Meanwhile, the press eagerly trumpets Republican claims that Biden’s agenda is responsible for inflation, while failing to point out that it wasn’t the infrastructure bill or Covid relief legislation that prompted inflation to jump to 4.7 percent in Canada, 5.1 percent in the U.K and and 6.7 percent in Spain. Inflation is occurring everywhere, so it’s not Biden’s policies that are to blame. The press prefers a more linear narrative, and seems to deliberately leave out the international context. That allows journalists to frame the story as a Dem vs. GOP one, as if policy adjustments from Biden would cure inflation.

Today’s unfortunate economic trend is clearly caused by the pandemic, which warped global supply and demand patterns, creating a mismatch that has driven prices higher. Energy costs and shipping bottlenecks are two major, driving factors. One reason inflation sprouted so quickly in the U.S. is that consumer demand is booming as the economy has recovered from Covid faster and stronger under Biden than most people ever thought possible.

Still, Republicans claim Biden is driving up prices by passing large spending bills. Government spending is bad because it fuels inflation, the GOP claims over and over in the press.

Yet eager Republicans just helped pass a $768 billion defense budget. When Trump was president, Senate Republicans supported pumping trillions of dollars into the economy in order to battle the effects of the pandemic shutdown. The GOP, with help from the press, is still able to frame inflation as a problem Biden created and must be penalized for. The Post: “Republicans argued the new inflation numbers were another sign that Biden’s policies are not working.”

There’s nothing subtle about what the GOP is doing. Sen. Rick Scott (R-FL) last year told the Wall Street Journal that rising prices were a “gold mine” for Republicans, suggesting the party hopes consumers will continue to have to pay higher prices this year.

The press trumpets that GOP message. Inflation is a “political nightmare for Biden,” CNN recently stressed.

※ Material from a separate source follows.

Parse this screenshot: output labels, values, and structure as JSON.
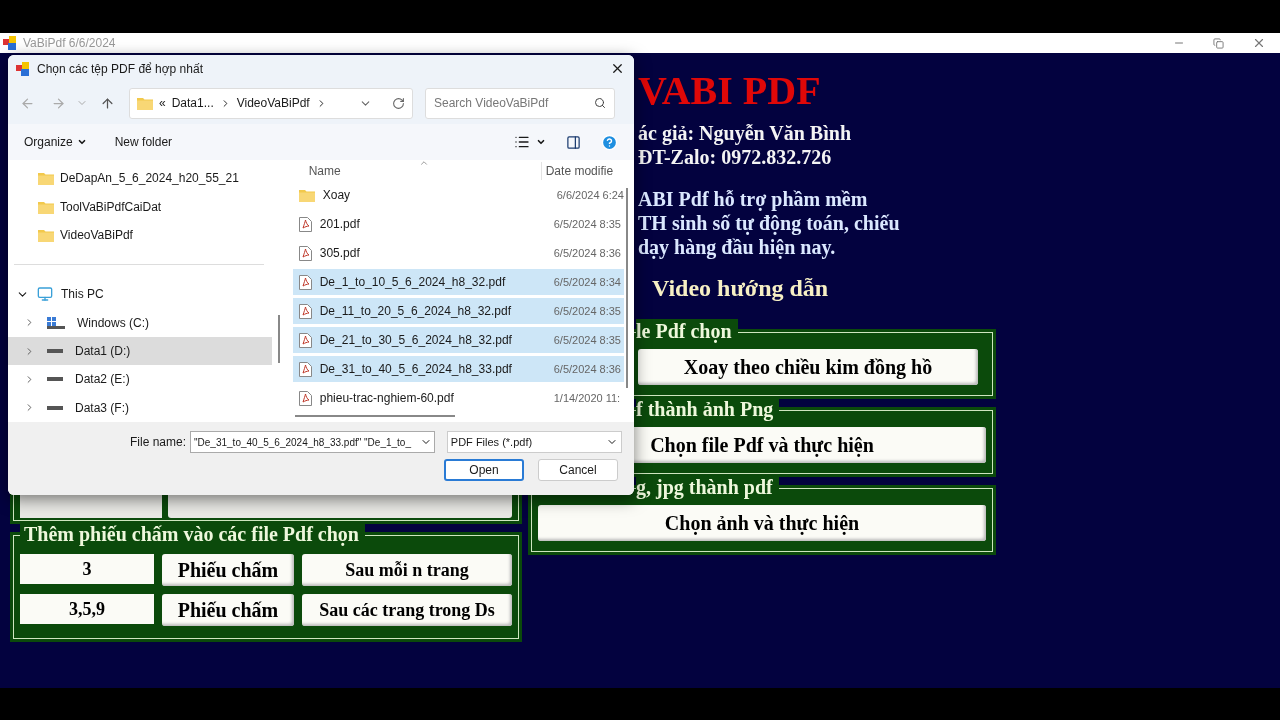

The Associated Press, while conceding that consumer spending is way up, claimed inflation was “casting a pall” and that upward prices, not plummeting unemployment, dominated water cooler talk in the U.S. When weekly jobless claims recently fell to a 52-year low, the New York Times ran yet another excited Biden inflation piece on the following day’s front page. News of the historic jobless numbers ran on page B3.

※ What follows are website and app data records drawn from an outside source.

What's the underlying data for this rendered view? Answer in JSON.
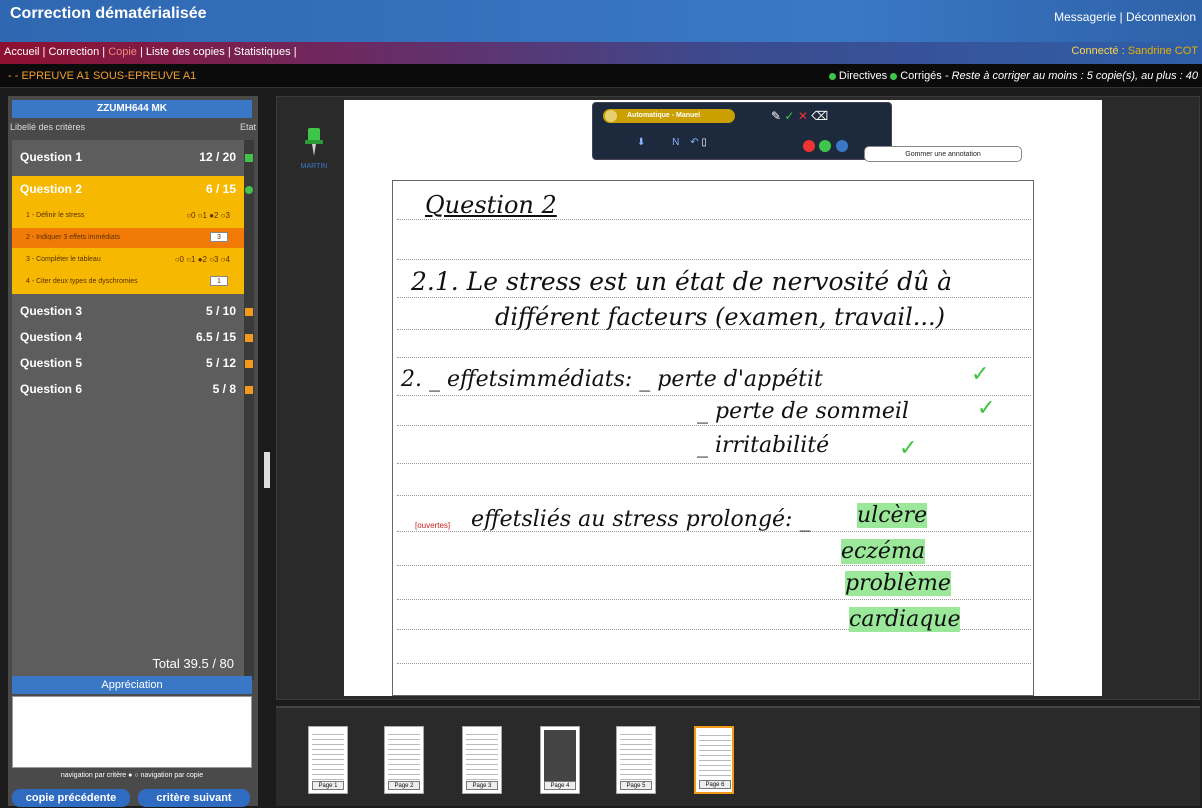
{
  "header": {
    "title": "Correction dématérialisée",
    "links": "Messagerie | Déconnexion"
  },
  "nav": {
    "items": [
      "Accueil",
      "Correction",
      "Copie",
      "Liste des copies",
      "Statistiques"
    ],
    "active": "Copie",
    "connected_label": "Connecté :",
    "connected_user": "Sandrine COT"
  },
  "exam": {
    "title": "- - EPREUVE A1 SOUS-EPREUVE A1",
    "directives": "Directives",
    "corriges": "Corrigés",
    "remaining": "- Reste à corriger au moins :  5 copie(s), au plus : 40"
  },
  "student": {
    "code": "ZZUMH644 MK"
  },
  "criteria_header": {
    "left": "Libellé des critères",
    "right": "Etat"
  },
  "questions": [
    {
      "name": "Question 1",
      "score": "12 / 20",
      "status": "green"
    },
    {
      "name": "Question 2",
      "score": "6 / 15",
      "status": "green"
    },
    {
      "name": "Question 3",
      "score": "5 / 10",
      "status": "orange"
    },
    {
      "name": "Question 4",
      "score": "6.5 / 15",
      "status": "orange"
    },
    {
      "name": "Question 5",
      "score": "5 / 12",
      "status": "orange"
    },
    {
      "name": "Question 6",
      "score": "5 / 8",
      "status": "orange"
    }
  ],
  "subcriteria": [
    {
      "label": "1 - Définir le stress",
      "options": "○0 ○1 ●2 ○3"
    },
    {
      "label": "2 - Indiquer 3 effets immédiats",
      "value": "3"
    },
    {
      "label": "3 - Compléter le tableau",
      "options": "○0 ○1 ●2 ○3 ○4"
    },
    {
      "label": "4 - Citer deux types de dyschromies",
      "value": "1"
    }
  ],
  "total": "Total  39.5 / 80",
  "appreciation": {
    "title": "Appréciation",
    "nav_mode": "navigation par critère ● ○ navigation par copie"
  },
  "buttons": {
    "prev": "copie précédente",
    "next": "critère suivant"
  },
  "toolbar": {
    "mode": "Automatique - Manuel",
    "tooltip": "Gommer une annotation"
  },
  "pin": {
    "caption": "MARTIN"
  },
  "sheet": {
    "heading": "Question 2",
    "line1": "2.1. Le stress est un état de nervosité dû à",
    "line2": "différent facteurs (examen, travail...)",
    "line3a": "2. _ effetsimmédiats: _ perte d'appétit",
    "line3b": "_ perte de sommeil",
    "line3c": "_ irritabilité",
    "line4a": "effetsliés au stress prolongé: _",
    "ann1": "ulcère",
    "ann2": "eczéma",
    "ann3": "problème",
    "ann4": "cardiaque",
    "margin": "[ouvertes]"
  },
  "thumbnails": [
    "Page 1",
    "Page 2",
    "Page 3",
    "Page 4",
    "Page 5",
    "Page 6"
  ],
  "colors": {
    "accent": "#3a78c5",
    "selected": "#f6b800",
    "highlight": "#9be89b"
  }
}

It was no surprise that a recent AP poll found consumers fixated on inflation: “Income Is Up, But Americans Focus on Inflation.” Why is that? Americans are inundated with the media’s constant inflation coverage, most of which omits the fact the trend is now happening all around the world.

Reprinted with permission from PressRun